Muddy water sliding off
Crimson petals stunning
There is an old saying (I am fond of them) that says “Better to stay silent and be thought a fool than open one’s mouth and remove all doubt.” Dozen others from a score of cultures exists. The basic premise is that the more a person knows, hopefully the more they know when to say it. The Tao points to the idea that letting go of knowledge is one path to enlightenment.
Whether this is a direct meaning and as the Bible says “Approach the Lord as a child” or a call to simply to learn the difference between what can be said and what should be said is a question for scholars and philosophers. I will say that on occasion, I find it difficult not to prove myself a fool. It is a difficult lesson to learn, especially in the American culture where small talk and filling the silence is almost a societal norm. If you are reading this, there are some who say that the blog is the 21st century version of salon, pulpit, and soapbox all rolled into one.
The question then becomes, do you speak lightly or not at all. One of the reasons I started this particular blog and moved the retreat into a virtual arena is to allow a certain flavor of speaking becomes habit. As with much of the Tao and attendant literature, the whole situation becomes a paradox of action through non-action.

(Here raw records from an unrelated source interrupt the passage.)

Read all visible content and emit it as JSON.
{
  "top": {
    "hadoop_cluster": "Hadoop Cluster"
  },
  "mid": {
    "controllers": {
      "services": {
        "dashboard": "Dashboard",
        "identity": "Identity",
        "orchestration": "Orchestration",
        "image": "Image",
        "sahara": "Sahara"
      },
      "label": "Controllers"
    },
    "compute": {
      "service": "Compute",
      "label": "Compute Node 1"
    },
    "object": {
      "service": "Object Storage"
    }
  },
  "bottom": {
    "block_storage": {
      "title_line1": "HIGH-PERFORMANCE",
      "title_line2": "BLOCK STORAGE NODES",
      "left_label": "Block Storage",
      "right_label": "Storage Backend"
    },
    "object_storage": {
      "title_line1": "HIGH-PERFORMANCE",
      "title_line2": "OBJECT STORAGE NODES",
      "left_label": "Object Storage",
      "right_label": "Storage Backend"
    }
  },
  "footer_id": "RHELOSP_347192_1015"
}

Personally, I believe this is a matter of introspection and self-examination, thought before speech. Are the words you speak not only true but also helpful? Is there simplicity to the speech? Or as is usually want, are a multitude of words and symbols and concepts used to create a picture that soon becomes as murky as the pond and as confused as a knot of windblown string fought from the hands of a child (see what I mean)?